My granddaughter loves to help collect eggs from the nest box.
I have been accused lately of pampering my chickens and I suppose that is true. If pampering them means feeding them, loving them and taking care of them as well as I feed my family… then I am definitely guilty.
Herbs and mash are a tasty chicken treat.
I do feel strongly that their health comes through in their egg production numbers as well as in the quality and taste of their eggs. And I want the healthiest chickens and eggs possible. So I feel my efforts are worth it. I want eggs with the highest quality of healthy fat, Omega 3’s possible.

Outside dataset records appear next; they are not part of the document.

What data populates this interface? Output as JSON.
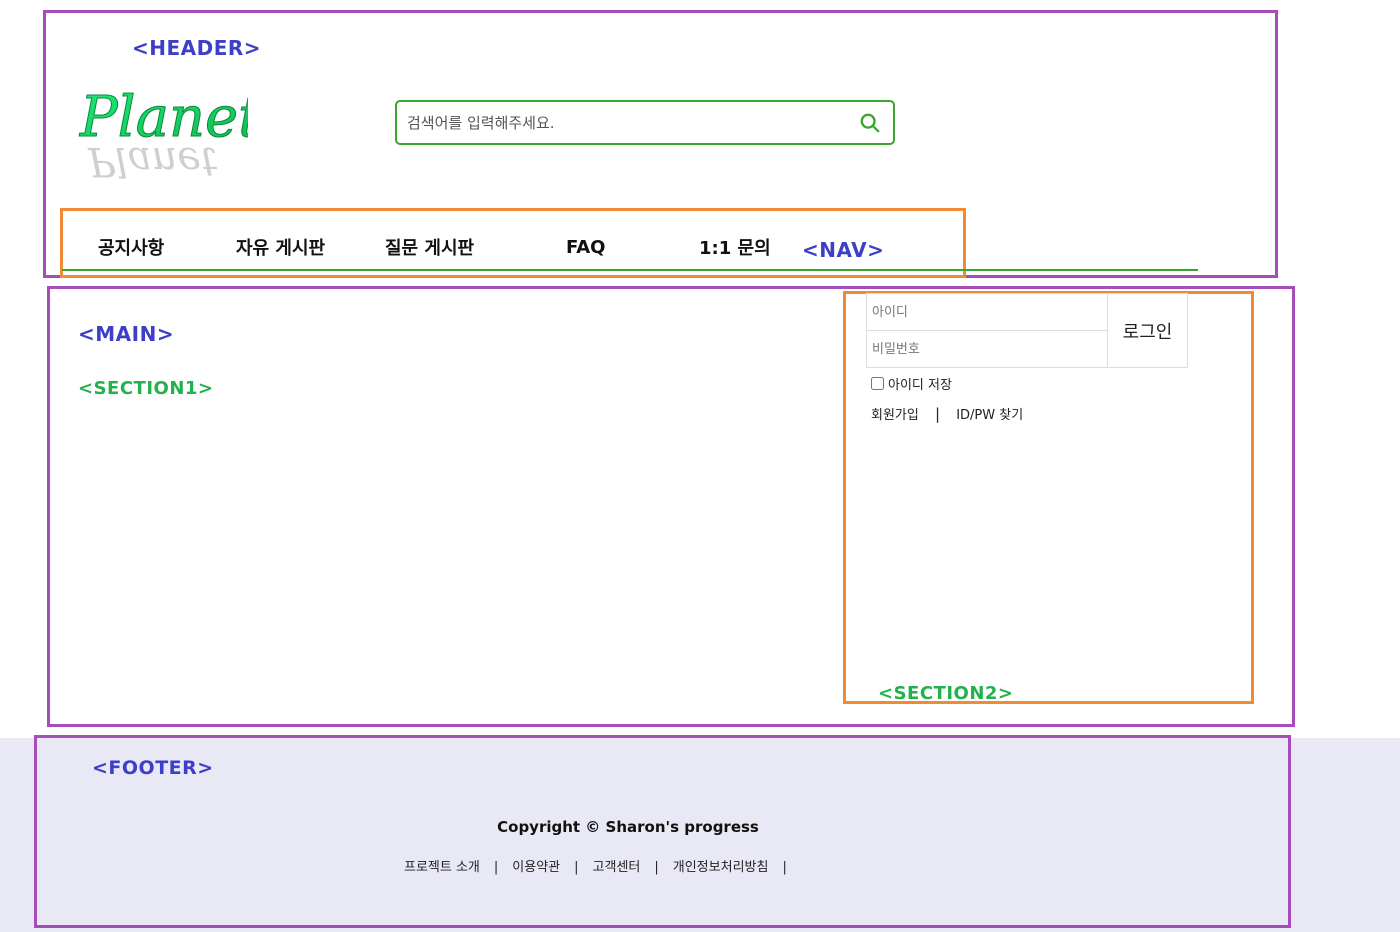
{
  "labels": {
    "header": "<HEADER>",
    "nav": "<NAV>",
    "main": "<MAIN>",
    "section1": "<SECTION1>",
    "section2": "<SECTION2>",
    "footer": "<FOOTER>"
  },
  "logo": {
    "text": "Planet"
  },
  "search": {
    "placeholder": "검색어를 입력해주세요.",
    "icon": "search-icon"
  },
  "nav": {
    "items": [
      {
        "label": "공지사항"
      },
      {
        "label": "자유 게시판"
      },
      {
        "label": "질문 게시판"
      },
      {
        "label": "FAQ"
      },
      {
        "label": "1:1 문의"
      }
    ]
  },
  "login": {
    "id_placeholder": "아이디",
    "pw_placeholder": "비밀번호",
    "button_label": "로그인",
    "remember_label": "아이디 저장",
    "signup_label": "회원가입",
    "separator": "|",
    "find_label": "ID/PW 찾기"
  },
  "footer": {
    "copyright": "Copyright © Sharon's progress",
    "links": [
      {
        "label": "프로젝트 소개"
      },
      {
        "label": "이용약관"
      },
      {
        "label": "고객센터"
      },
      {
        "label": "개인정보처리방침"
      }
    ],
    "separator": "|"
  },
  "colors": {
    "purple_box": "#a64dbb",
    "orange_box": "#f08a33",
    "accent_green": "#3aa62e",
    "tag_blue": "#3d3fc8",
    "tag_green": "#22b14c",
    "footer_bg": "#e8e9f5"
  }
}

My girls get fed layers feed, greens, herbs, “high-test” (a special high protein concoction I make that is intended to fill them up and keep them warm at night in colder temperatures) and some kitchen scraps. Their live greens includes sprouted barley greens and mung beans.

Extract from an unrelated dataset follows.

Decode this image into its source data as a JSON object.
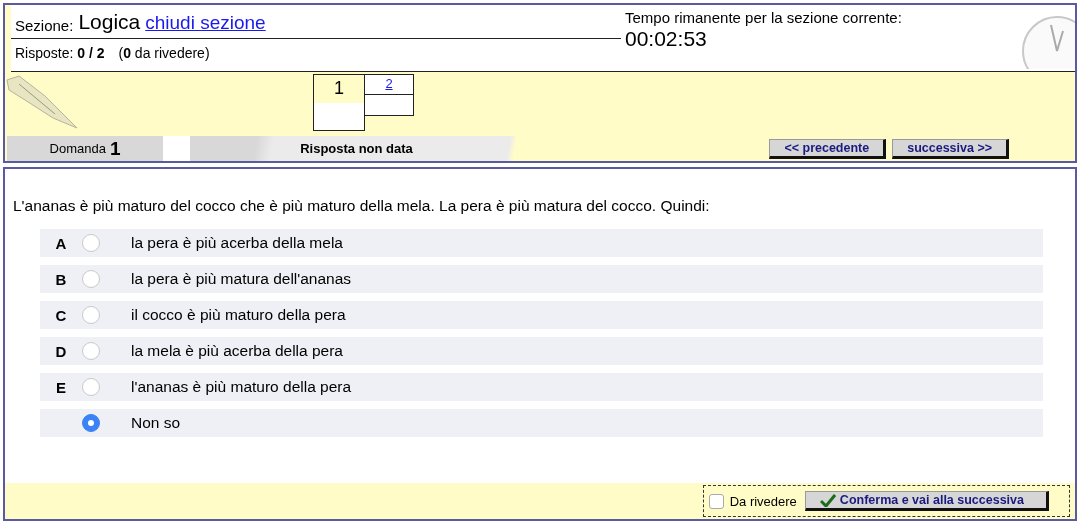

Wet feed and fresh greens are a hit in the coop.
Beautiful brown eggs!
This week our 8 girls are now laying seven eggs most days. I am thrilled! After months of planning, building, growing, teaching and feeding; these eggs are our reward for a job well done.

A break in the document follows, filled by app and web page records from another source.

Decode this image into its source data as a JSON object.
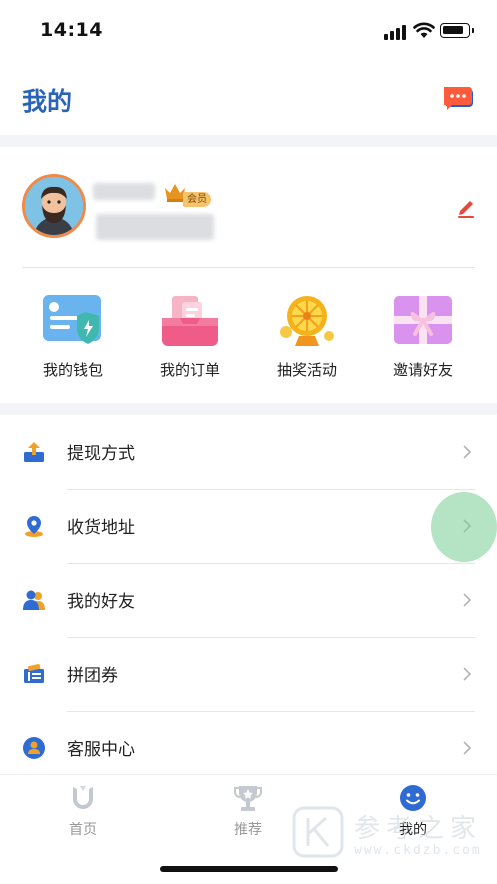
{
  "status_bar": {
    "time": "14:14"
  },
  "header": {
    "title": "我的"
  },
  "profile": {
    "badge": "会员"
  },
  "quick_actions": [
    {
      "label": "我的钱包",
      "icon": "wallet-icon"
    },
    {
      "label": "我的订单",
      "icon": "orders-icon"
    },
    {
      "label": "抽奖活动",
      "icon": "lottery-wheel-icon"
    },
    {
      "label": "邀请好友",
      "icon": "gift-box-icon"
    }
  ],
  "menu": [
    {
      "label": "提现方式",
      "icon": "withdraw-icon"
    },
    {
      "label": "收货地址",
      "icon": "location-pin-icon"
    },
    {
      "label": "我的好友",
      "icon": "friends-icon"
    },
    {
      "label": "拼团券",
      "icon": "coupon-icon"
    },
    {
      "label": "客服中心",
      "icon": "customer-service-icon"
    }
  ],
  "tabs": [
    {
      "label": "首页",
      "icon": "home-tab-icon",
      "active": false
    },
    {
      "label": "推荐",
      "icon": "trophy-icon",
      "active": false
    },
    {
      "label": "我的",
      "icon": "smiley-icon",
      "active": true
    }
  ],
  "watermark": {
    "main": "参考之家",
    "url": "www.ckdzb.com"
  },
  "colors": {
    "accent": "#2b63b8",
    "avatar_ring": "#f08a4b",
    "message_icon": "#ff5a3c",
    "edit_icon": "#e8483a"
  }
}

The four-year-old Cochin/Phoenix mix’s are good layers and quite winter hardy in spite of their petite and delicate look. Fluffy Snowball, Sweet Pea, Freckles and Goldie, had a 6-week long broody this fall followed by a hard molt. At the same time we thought we might lose Freckles as her comb went gray and she acted as if she was not feeling at all well but some extra TLC and lots of extra protein brought her back around. Her comb is red again and while she is still the lowest chicken in the Cochin flock, she is happily eating, ranging and laying eggs again. She and Snowball are best buds.
The Cochin/Phoenix mixes are have quite the conversation.
The four Rhode Island Reds are teenagers now at 7-months-old and full of piss and vinegar. Named by our North Carolina granddaughters they are; Elsa, Crystal, Anna and Alice they are names of course come from the Frozen movie phenomena. What do I expect with granddaughters ages 6 and 4!!
Totally spoiled, they see me and come running and begging for food and asking to get out of the coop for supervised free range time. I try to accommodate them as often as possible. All the Rhodies are finally all laying and clamoring for scratch and peck time in the woods. These Rhodies are sturdy birds that are very serious about their free ranging….they live to dig and hunt!
Fully grown Rhode Island Reds are masterful egg layers.
All kidding aside; I am happy to see our chickens healthy and prospering. They have glossy feathers, bright red combs and healthy bodies. They lay delicious eggs and make great fertilizer for our garden. They work the soil and keep the bugs at bay.
Working chickens on the homestead are part of our path to sustainability.
Small House homesteader, Donna